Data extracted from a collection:

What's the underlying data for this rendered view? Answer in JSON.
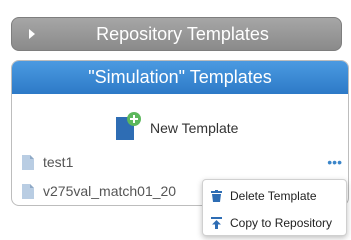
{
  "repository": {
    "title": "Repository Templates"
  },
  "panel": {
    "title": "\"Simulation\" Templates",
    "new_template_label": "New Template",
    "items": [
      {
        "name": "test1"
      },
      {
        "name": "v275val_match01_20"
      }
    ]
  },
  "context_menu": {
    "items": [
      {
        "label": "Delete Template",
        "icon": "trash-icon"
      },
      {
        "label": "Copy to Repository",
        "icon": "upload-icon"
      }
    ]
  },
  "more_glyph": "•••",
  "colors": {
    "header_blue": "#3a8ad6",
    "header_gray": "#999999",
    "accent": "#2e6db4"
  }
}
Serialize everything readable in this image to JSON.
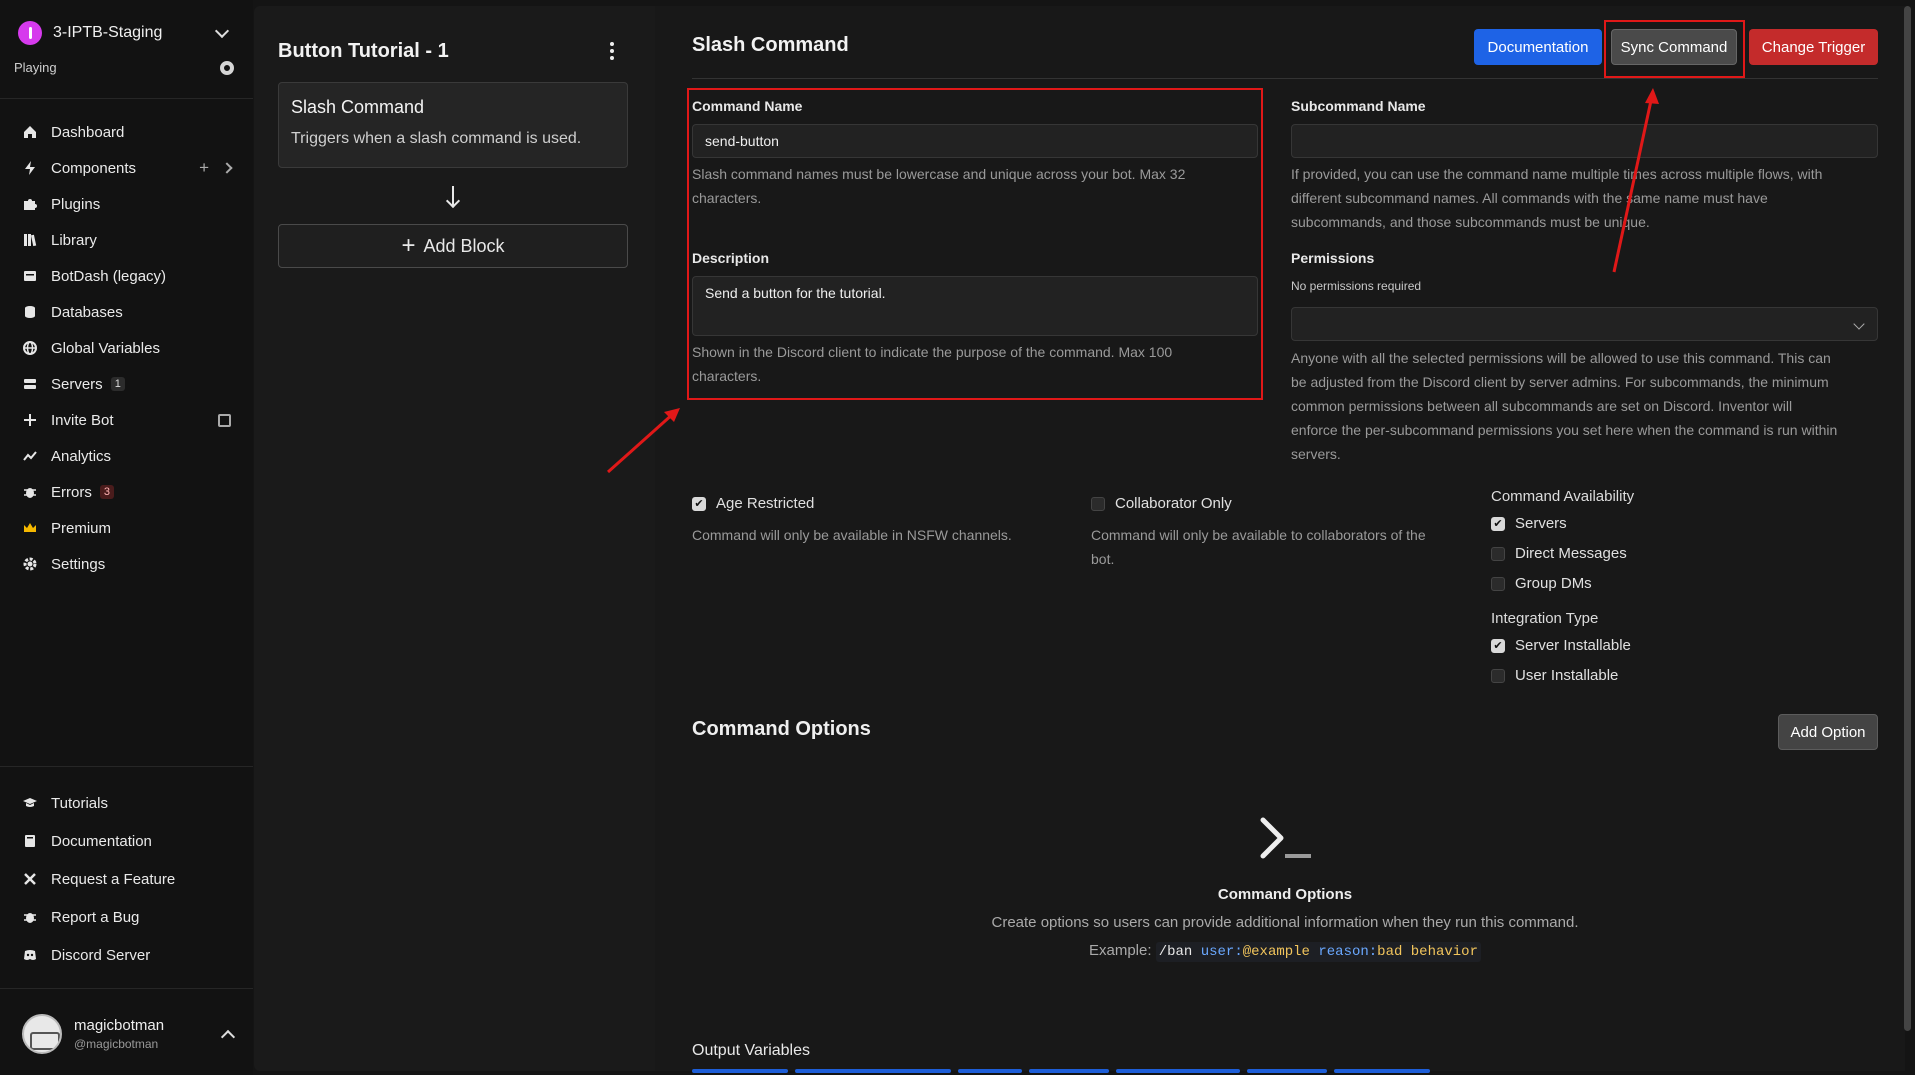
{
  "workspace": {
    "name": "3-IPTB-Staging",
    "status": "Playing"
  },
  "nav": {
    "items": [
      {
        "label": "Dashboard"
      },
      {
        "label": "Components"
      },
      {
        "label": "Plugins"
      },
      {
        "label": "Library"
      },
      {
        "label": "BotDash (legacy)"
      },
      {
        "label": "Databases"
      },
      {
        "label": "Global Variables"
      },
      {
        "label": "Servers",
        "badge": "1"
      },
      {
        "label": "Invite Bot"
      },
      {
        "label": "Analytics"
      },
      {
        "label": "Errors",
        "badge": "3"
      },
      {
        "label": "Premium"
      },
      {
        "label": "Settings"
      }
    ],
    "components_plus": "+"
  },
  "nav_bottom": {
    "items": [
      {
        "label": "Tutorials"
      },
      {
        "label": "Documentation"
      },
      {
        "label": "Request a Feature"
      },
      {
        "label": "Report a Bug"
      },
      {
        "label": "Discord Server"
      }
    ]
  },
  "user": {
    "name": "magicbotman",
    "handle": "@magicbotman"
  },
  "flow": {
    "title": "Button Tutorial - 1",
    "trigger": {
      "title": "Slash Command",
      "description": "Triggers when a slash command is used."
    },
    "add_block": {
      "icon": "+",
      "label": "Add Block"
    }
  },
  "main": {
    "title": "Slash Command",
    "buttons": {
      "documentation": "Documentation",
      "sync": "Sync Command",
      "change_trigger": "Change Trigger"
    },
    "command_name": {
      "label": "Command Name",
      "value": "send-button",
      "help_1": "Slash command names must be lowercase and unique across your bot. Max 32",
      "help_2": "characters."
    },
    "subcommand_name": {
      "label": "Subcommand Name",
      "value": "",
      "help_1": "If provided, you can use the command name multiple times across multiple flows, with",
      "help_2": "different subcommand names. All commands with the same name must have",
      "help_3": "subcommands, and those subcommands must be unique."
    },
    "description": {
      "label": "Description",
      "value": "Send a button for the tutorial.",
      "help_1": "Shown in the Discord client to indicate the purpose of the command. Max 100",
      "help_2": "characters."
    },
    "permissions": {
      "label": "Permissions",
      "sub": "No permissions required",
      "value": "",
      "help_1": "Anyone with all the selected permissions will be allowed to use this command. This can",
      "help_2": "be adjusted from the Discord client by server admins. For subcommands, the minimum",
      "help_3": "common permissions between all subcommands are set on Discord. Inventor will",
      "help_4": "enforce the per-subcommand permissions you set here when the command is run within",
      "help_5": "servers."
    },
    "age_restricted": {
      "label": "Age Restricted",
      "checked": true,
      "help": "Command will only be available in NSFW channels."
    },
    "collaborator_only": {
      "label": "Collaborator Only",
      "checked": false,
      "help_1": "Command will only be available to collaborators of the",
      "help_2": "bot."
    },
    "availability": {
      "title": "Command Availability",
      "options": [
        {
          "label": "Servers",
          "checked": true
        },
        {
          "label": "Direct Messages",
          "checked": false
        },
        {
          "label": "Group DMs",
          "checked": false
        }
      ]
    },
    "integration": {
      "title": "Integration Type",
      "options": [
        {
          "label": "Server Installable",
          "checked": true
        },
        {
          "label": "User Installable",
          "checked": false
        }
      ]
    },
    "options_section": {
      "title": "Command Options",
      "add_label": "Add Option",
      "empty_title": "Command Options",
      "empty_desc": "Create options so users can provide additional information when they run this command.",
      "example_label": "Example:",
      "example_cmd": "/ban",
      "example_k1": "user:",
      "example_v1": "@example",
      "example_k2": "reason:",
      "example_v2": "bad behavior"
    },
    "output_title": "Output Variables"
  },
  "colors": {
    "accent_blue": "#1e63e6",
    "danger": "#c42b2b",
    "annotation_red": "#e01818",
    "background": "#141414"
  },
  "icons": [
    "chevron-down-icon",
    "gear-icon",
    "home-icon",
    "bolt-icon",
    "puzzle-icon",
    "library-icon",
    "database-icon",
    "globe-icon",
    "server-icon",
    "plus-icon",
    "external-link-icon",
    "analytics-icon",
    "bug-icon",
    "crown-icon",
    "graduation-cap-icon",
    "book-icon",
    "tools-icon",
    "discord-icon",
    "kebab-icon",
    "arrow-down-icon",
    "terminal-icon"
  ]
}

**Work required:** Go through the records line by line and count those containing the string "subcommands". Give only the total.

**Written solution:** 3